Making gravy.

Yes, a wooden spoon is required, for some reason. It’s not possible to carmelize onions in 10 minutes is it? The whole point is to gently coax the onion to give up the sweet stuff. Dim lights, some soft music, you get the idea… :wink:

Ah, somebody didn’t read the thread very carefully.

:mad: Haha, well I’ve been arguing the opposite. It’s entirely possible!:stuck_out_tongue: jack a beer, blast some rock’n’roll, high heat and attention!

Oh well, any of you 10min-caramelized-onion-deniers, I’ll cook you delicious french onion soup if you provide transportation.

I like my gravy thinner, but since I make the roux in the roasting pan, sometimes I end up with a gravy that’s too thick. I add a broth made from the neck and giblets. Yum!

Yes, I freely admit that. I thought I would, when I actually attempted the ten minute, ah, technique. This batch turned out fine. Carmelized onions taste great with about anything. Haven’t tried them on ice cream, but.

Used a good a healthy teaspoon of Sage and maybe a half or so of Anise seed (no Fennel on hand) and it’s really good.

Like I said above, I’d push it more towards 15 minutes, but it’s possible. Check the Serious Eats article. I don’t always make them this way (like I said, when making a big batch, I prefer to just stick a big pot of 'em in the oven for hours and not worry about it). Just be careful not to burn them. You want to deglaze them regularly with a little bit of water as they cook down.

It’s kind of like, you know, you can make roux over high heat, too, or hollandaise without a bain-marie, but over direct heat, but you just have to pay more attention. (Although not nearly as much attention as doing a roux over a blazing fire. Watching some Cajun cooks make a deep chocolate roux in about 10 minutes is a work of wonder. Not only is the slightest burning of it going to ruin the entire dish, but working at that speed with something that hot and sticky can be a bit nerve-wracking. I take a more middle-ground approach to it.)

I usually buy a turkey leg or two a day ahead of time and make stock from them; then use it for liquid for the stuffing and for gravy.

1:1 is definitely the target. However, if you’re not inclined to precision, there are visual cues that help, too. The consistency to aim for–in my experience–is close to oobleck. It should be possible to scrape some of it up into a pile, like a solid, then allow it to flow back down into the pool.

As Chefguy says, you need to reach your target color before adding liquid, as that stops the browning process. The target color of the roux should actually be darker than the color you want for your gravy, because adding liquid will lighten it. As for accidentally making it too thin–I prefer to make the gravy thinner than my final goal, then cook it down. I believe it brings out the flavor better.

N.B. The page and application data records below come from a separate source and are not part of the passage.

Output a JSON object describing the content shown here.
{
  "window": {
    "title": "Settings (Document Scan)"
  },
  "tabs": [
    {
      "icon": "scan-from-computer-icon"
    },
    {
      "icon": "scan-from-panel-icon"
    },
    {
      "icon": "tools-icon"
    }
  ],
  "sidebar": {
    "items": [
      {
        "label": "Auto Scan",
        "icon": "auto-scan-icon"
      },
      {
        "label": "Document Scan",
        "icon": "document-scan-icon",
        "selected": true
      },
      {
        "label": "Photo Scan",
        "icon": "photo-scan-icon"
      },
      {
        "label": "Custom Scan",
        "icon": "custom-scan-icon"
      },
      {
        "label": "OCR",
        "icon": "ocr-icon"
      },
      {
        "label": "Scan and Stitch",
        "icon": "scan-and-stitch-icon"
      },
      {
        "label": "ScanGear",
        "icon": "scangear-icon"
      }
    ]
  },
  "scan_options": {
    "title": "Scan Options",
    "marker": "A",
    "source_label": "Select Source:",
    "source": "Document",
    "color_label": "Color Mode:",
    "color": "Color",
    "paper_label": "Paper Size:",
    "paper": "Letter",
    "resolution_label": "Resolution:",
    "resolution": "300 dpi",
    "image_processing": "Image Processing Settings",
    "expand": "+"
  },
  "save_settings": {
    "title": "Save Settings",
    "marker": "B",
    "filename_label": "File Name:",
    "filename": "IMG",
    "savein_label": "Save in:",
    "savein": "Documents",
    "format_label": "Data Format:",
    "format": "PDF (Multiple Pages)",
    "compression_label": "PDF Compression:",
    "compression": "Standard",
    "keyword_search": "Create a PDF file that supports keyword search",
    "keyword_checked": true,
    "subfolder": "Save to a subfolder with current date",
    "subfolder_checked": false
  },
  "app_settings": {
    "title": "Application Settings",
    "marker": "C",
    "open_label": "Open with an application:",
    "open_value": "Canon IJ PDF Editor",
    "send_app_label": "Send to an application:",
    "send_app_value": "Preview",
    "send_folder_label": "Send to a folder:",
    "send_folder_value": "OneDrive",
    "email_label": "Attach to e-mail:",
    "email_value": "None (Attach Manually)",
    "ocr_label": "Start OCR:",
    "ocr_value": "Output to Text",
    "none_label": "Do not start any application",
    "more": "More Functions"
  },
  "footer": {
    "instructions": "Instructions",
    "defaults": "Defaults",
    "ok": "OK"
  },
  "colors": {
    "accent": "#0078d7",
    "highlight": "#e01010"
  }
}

One can always default to my mother’s favorite gravy browning substance: Kitchen Bouquet. I’m not sure she understood about making a roux, although her gravy was always good.

I was going to ask about that, I usually just eyeball things, but wondered if the roux should tend towards a dryish paste or more liquidy or foamy. Interesting tip. The flour itself doesn’t really matter does it; all I have open right now is KA bread flour, higher protein stuff.

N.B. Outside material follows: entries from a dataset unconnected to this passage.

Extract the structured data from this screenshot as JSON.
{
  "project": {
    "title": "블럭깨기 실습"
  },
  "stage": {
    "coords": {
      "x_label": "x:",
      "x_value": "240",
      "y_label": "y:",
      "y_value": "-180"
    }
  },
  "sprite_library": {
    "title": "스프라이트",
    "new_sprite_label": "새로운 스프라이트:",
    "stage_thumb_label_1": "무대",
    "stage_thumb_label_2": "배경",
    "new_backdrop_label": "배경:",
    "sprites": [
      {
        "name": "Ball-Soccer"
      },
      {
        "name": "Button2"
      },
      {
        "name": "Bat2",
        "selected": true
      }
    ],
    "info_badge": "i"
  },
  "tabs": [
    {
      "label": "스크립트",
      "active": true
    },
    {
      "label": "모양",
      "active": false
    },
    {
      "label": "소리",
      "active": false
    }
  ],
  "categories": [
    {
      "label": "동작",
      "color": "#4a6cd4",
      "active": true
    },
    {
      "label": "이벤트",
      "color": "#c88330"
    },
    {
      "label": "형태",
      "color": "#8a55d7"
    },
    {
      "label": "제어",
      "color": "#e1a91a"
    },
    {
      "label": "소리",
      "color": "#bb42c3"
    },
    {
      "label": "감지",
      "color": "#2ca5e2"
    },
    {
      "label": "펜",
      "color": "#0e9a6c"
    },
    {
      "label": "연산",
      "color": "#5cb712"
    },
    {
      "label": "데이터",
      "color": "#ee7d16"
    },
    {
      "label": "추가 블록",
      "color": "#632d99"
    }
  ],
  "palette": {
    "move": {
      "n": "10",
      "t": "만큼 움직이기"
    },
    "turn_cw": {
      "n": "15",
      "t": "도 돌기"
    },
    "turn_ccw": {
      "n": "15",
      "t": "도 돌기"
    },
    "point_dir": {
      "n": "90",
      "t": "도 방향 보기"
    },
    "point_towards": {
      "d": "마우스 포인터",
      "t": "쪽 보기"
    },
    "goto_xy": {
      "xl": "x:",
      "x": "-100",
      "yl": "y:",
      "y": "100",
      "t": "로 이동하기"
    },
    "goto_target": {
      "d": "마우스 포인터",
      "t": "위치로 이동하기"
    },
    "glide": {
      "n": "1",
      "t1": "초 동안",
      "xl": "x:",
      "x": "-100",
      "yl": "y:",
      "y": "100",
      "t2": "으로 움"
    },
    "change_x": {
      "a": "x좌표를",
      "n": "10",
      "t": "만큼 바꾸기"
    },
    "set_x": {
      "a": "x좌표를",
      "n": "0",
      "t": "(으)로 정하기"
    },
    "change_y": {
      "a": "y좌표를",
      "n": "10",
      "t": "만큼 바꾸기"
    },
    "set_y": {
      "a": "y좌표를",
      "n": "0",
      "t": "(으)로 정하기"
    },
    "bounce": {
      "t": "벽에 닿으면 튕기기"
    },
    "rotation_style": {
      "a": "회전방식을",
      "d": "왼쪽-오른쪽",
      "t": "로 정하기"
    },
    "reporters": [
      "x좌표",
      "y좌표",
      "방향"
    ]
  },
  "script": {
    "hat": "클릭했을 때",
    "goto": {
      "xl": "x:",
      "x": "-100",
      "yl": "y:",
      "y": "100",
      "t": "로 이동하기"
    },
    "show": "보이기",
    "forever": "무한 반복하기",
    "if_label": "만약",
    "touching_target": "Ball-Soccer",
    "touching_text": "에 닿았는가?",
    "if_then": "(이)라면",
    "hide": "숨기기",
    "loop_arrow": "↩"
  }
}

What is the ratio of roux to liquid? I’ve been using 2T/2T/2C, but somewhere in there is where the magic happens. It’s not so much that it’s thick, it’s fluffy and doesn’t require a lot of boiling down. It’s always really good, but now and then the stars align.

(Completely untrained chef) Does it matter? I’ve used, “about yea fat, about yea flour, and maybe NOTHING of dripping, ,which may be your problem. But you cannot ignore what’s In the pan, for now. Maillard to your satisfaction, and serve.”

My daughter follows recipes. Totally cute. :rolleyes: I was taught to cook like a Bohunk, extra grease, extra starch, extra pork. She may be trying to cook healthy.

Are you happy with the result? Then no.

According to Paul Kelly, just add flour, salt, a little red wine and don’t forget a dollop of
tomato sauce for sweetness and that extra tang.

My mom also used that stuff sometimes.